[Collection entries]

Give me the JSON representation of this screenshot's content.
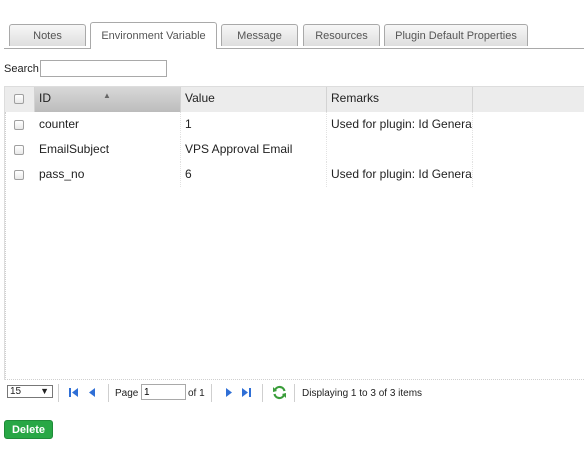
{
  "tabs": [
    {
      "label": "Notes"
    },
    {
      "label": "Environment Variable"
    },
    {
      "label": "Message"
    },
    {
      "label": "Resources"
    },
    {
      "label": "Plugin Default Properties"
    }
  ],
  "active_tab": "Environment Variable",
  "search": {
    "label": "Search",
    "value": "",
    "placeholder": ""
  },
  "grid": {
    "columns": [
      "ID",
      "Value",
      "Remarks"
    ],
    "sorted_column": "ID",
    "rows": [
      {
        "id": "counter",
        "value": "1",
        "remarks": "Used for plugin: Id Generator"
      },
      {
        "id": "EmailSubject",
        "value": "VPS Approval Email",
        "remarks": ""
      },
      {
        "id": "pass_no",
        "value": "6",
        "remarks": "Used for plugin: Id Generator"
      }
    ]
  },
  "pager": {
    "page_size": "15",
    "page_label": "Page",
    "page_value": "1",
    "of_label": "of 1",
    "display_message": "Displaying 1 to 3 of 3 items"
  },
  "actions": {
    "delete_label": "Delete"
  },
  "colors": {
    "accent_green": "#28a745",
    "nav_blue": "#2f6fd6",
    "refresh_green": "#3a9d3a"
  },
  "icons": [
    "first-page-icon",
    "prev-page-icon",
    "next-page-icon",
    "last-page-icon",
    "refresh-icon",
    "dropdown-arrow-icon"
  ]
}
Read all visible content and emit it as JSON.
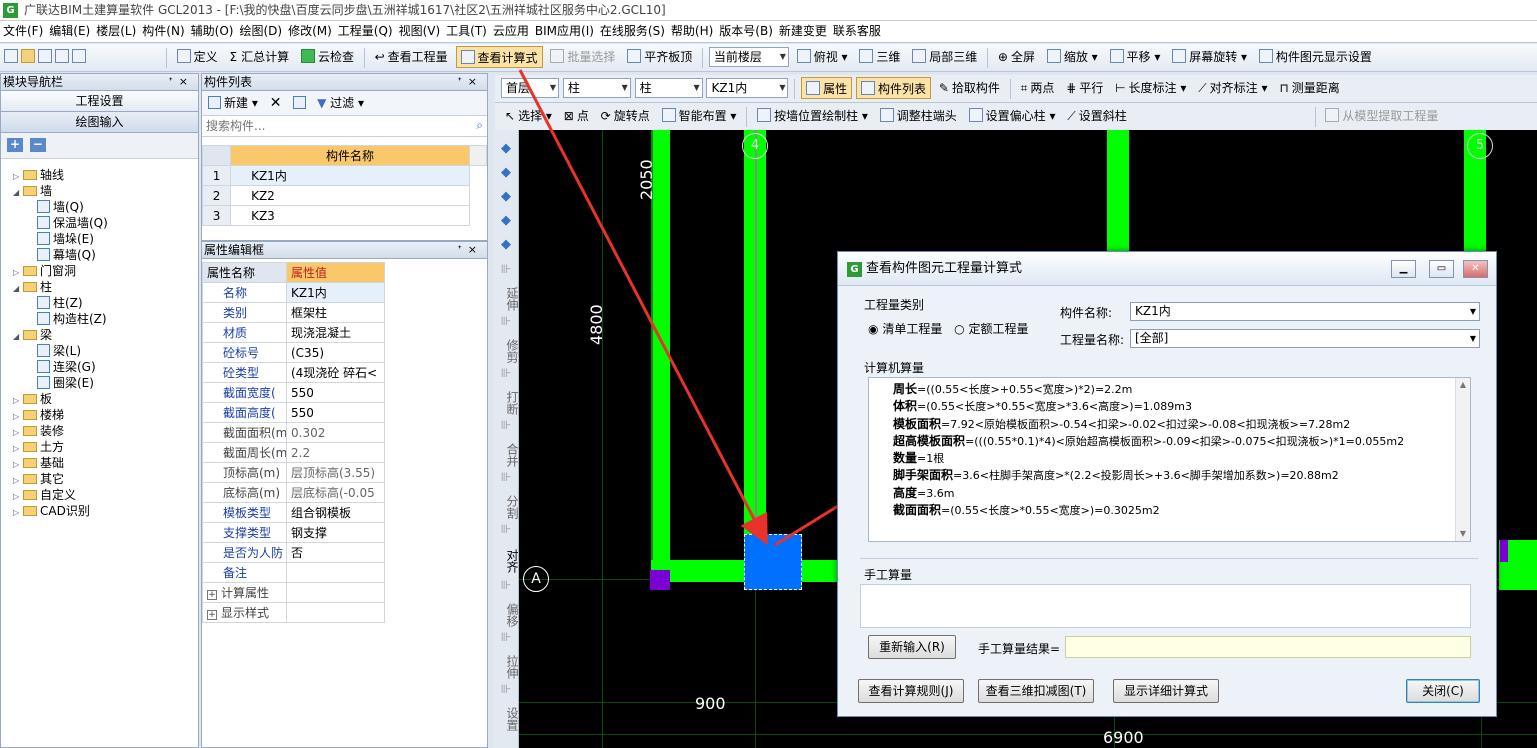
{
  "window": {
    "title": "广联达BIM土建算量软件 GCL2013 - [F:\\我的快盘\\百度云同步盘\\五洲祥城1617\\社区2\\五洲祥城社区服务中心2.GCL10]"
  },
  "menu": [
    "文件(F)",
    "编辑(E)",
    "楼层(L)",
    "构件(N)",
    "辅助(O)",
    "绘图(D)",
    "修改(M)",
    "工程量(Q)",
    "视图(V)",
    "工具(T)",
    "云应用",
    "BIM应用(I)",
    "在线服务(S)",
    "帮助(H)",
    "版本号(B)",
    "新建变更",
    "联系客服"
  ],
  "toolbar1": {
    "define": "定义",
    "sum": "汇总计算",
    "cloud_check": "云检查",
    "view_qty": "查看工程量",
    "view_formula": "查看计算式",
    "batch_select": "批量选择",
    "flush_slab": "平齐板顶",
    "floor_combo": "当前楼层",
    "top_view": "俯视",
    "three_d": "三维",
    "partial_3d": "局部三维",
    "fullscreen": "全屏",
    "zoom": "缩放",
    "pan": "平移",
    "rotate": "屏幕旋转",
    "display_settings": "构件图元显示设置"
  },
  "toolbar2": {
    "floor": "首层",
    "category": "柱",
    "type": "柱",
    "component": "KZ1内",
    "props": "属性",
    "comp_list": "构件列表",
    "pick": "拾取构件",
    "two_points": "两点",
    "parallel": "平行",
    "length_dim": "长度标注",
    "align_dim": "对齐标注",
    "measure": "测量距离"
  },
  "toolbar3": {
    "select": "选择",
    "point": "点",
    "rotate_point": "旋转点",
    "smart_layout": "智能布置",
    "by_wall": "按墙位置绘制柱",
    "adjust_end": "调整柱端头",
    "set_offset": "设置偏心柱",
    "set_slope": "设置斜柱",
    "extract": "从模型提取工程量"
  },
  "nav": {
    "title": "模块导航栏",
    "project_settings": "工程设置",
    "drawing_input": "绘图输入",
    "tree": [
      {
        "label": "轴线",
        "level": 0,
        "open": false
      },
      {
        "label": "墙",
        "level": 0,
        "open": true
      },
      {
        "label": "墙(Q)",
        "level": 1
      },
      {
        "label": "保温墙(Q)",
        "level": 1
      },
      {
        "label": "墙垛(E)",
        "level": 1
      },
      {
        "label": "幕墙(Q)",
        "level": 1
      },
      {
        "label": "门窗洞",
        "level": 0,
        "open": false
      },
      {
        "label": "柱",
        "level": 0,
        "open": true
      },
      {
        "label": "柱(Z)",
        "level": 1
      },
      {
        "label": "构造柱(Z)",
        "level": 1
      },
      {
        "label": "梁",
        "level": 0,
        "open": true
      },
      {
        "label": "梁(L)",
        "level": 1
      },
      {
        "label": "连梁(G)",
        "level": 1
      },
      {
        "label": "圈梁(E)",
        "level": 1
      },
      {
        "label": "板",
        "level": 0,
        "open": false
      },
      {
        "label": "楼梯",
        "level": 0,
        "open": false
      },
      {
        "label": "装修",
        "level": 0,
        "open": false
      },
      {
        "label": "土方",
        "level": 0,
        "open": false
      },
      {
        "label": "基础",
        "level": 0,
        "open": false
      },
      {
        "label": "其它",
        "level": 0,
        "open": false
      },
      {
        "label": "自定义",
        "level": 0,
        "open": false
      },
      {
        "label": "CAD识别",
        "level": 0,
        "open": false
      }
    ]
  },
  "comp_list": {
    "title": "构件列表",
    "new": "新建",
    "filter": "过滤",
    "search_placeholder": "搜索构件...",
    "col_header": "构件名称",
    "rows": [
      {
        "n": "1",
        "name": "KZ1内"
      },
      {
        "n": "2",
        "name": "KZ2"
      },
      {
        "n": "3",
        "name": "KZ3"
      }
    ]
  },
  "prop_editor": {
    "title": "属性编辑框",
    "col_name": "属性名称",
    "col_value": "属性值",
    "rows": [
      {
        "k": "名称",
        "v": "KZ1内",
        "link": true
      },
      {
        "k": "类别",
        "v": "框架柱",
        "link": true
      },
      {
        "k": "材质",
        "v": "现浇混凝土",
        "link": true
      },
      {
        "k": "砼标号",
        "v": "(C35)",
        "link": true
      },
      {
        "k": "砼类型",
        "v": "(4现浇砼 碎石<",
        "link": true
      },
      {
        "k": "截面宽度(",
        "v": "550",
        "link": true
      },
      {
        "k": "截面高度(",
        "v": "550",
        "link": true
      },
      {
        "k": "截面面积(m",
        "v": "0.302",
        "link": false
      },
      {
        "k": "截面周长(m",
        "v": "2.2",
        "link": false
      },
      {
        "k": "顶标高(m)",
        "v": "层顶标高(3.55)",
        "link": false
      },
      {
        "k": "底标高(m)",
        "v": "层底标高(-0.05",
        "link": false
      },
      {
        "k": "模板类型",
        "v": "组合钢模板",
        "link": true
      },
      {
        "k": "支撑类型",
        "v": "钢支撑",
        "link": true
      },
      {
        "k": "是否为人防",
        "v": "否",
        "link": true
      },
      {
        "k": "备注",
        "v": "",
        "link": true
      },
      {
        "k": "计算属性",
        "v": "",
        "link": false,
        "expand": true
      },
      {
        "k": "显示样式",
        "v": "",
        "link": false,
        "expand": true
      }
    ]
  },
  "vertical_tools": [
    "延伸",
    "修剪",
    "打断",
    "合并",
    "分割",
    "对齐",
    "偏移",
    "拉伸",
    "设置"
  ],
  "canvas": {
    "dim_2050": "2050",
    "dim_4800": "4800",
    "dim_900": "900",
    "dim_6900": "6900",
    "axis_A": "A",
    "axis_4": "4",
    "axis_5": "5"
  },
  "dialog": {
    "title": "查看构件图元工程量计算式",
    "qty_type_label": "工程量类别",
    "opt_bill": "清单工程量",
    "opt_quota": "定额工程量",
    "comp_name_label": "构件名称:",
    "comp_name_value": "KZ1内",
    "qty_name_label": "工程量名称:",
    "qty_name_value": "[全部]",
    "computer_label": "计算机算量",
    "formulas": [
      {
        "name": "周长",
        "expr": "=((0.55<长度>+0.55<宽度>)*2)=2.2m"
      },
      {
        "name": "体积",
        "expr": "=(0.55<长度>*0.55<宽度>*3.6<高度>)=1.089m3"
      },
      {
        "name": "模板面积",
        "expr": "=7.92<原始模板面积>-0.54<扣梁>-0.02<扣过梁>-0.08<扣现浇板>=7.28m2"
      },
      {
        "name": "超高模板面积",
        "expr": "=(((0.55*0.1)*4)<原始超高模板面积>-0.09<扣梁>-0.075<扣现浇板>)*1=0.055m2"
      },
      {
        "name": "数量",
        "expr": "=1根"
      },
      {
        "name": "脚手架面积",
        "expr": "=3.6<柱脚手架高度>*(2.2<投影周长>+3.6<脚手架增加系数>)=20.88m2"
      },
      {
        "name": "高度",
        "expr": "=3.6m"
      },
      {
        "name": "截面面积",
        "expr": "=(0.55<长度>*0.55<宽度>)=0.3025m2"
      }
    ],
    "manual_label": "手工算量",
    "reenter": "重新输入(R)",
    "manual_result": "手工算量结果=",
    "btn_rules": "查看计算规则(J)",
    "btn_3d": "查看三维扣减图(T)",
    "btn_detail": "显示详细计算式",
    "btn_close": "关闭(C)"
  },
  "colors": {
    "green": "#00ff00",
    "blue": "#0066ff",
    "purple": "#7a00d4",
    "arrow": "#e8322c",
    "grid": "#0b4a0b"
  }
}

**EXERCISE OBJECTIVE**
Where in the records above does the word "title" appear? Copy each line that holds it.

**RESULT**
    "title": "广联达BIM土建算量软件 GCL2013 - [F:\\我的快盘\\百度云同步盘\\五洲祥城1617\\社区2\\五洲祥城社区服务中心2.GCL10]"
    "title": "模块导航栏",
    "title": "构件列表",
    "title": "属性编辑框",
    "title": "查看构件图元工程量计算式",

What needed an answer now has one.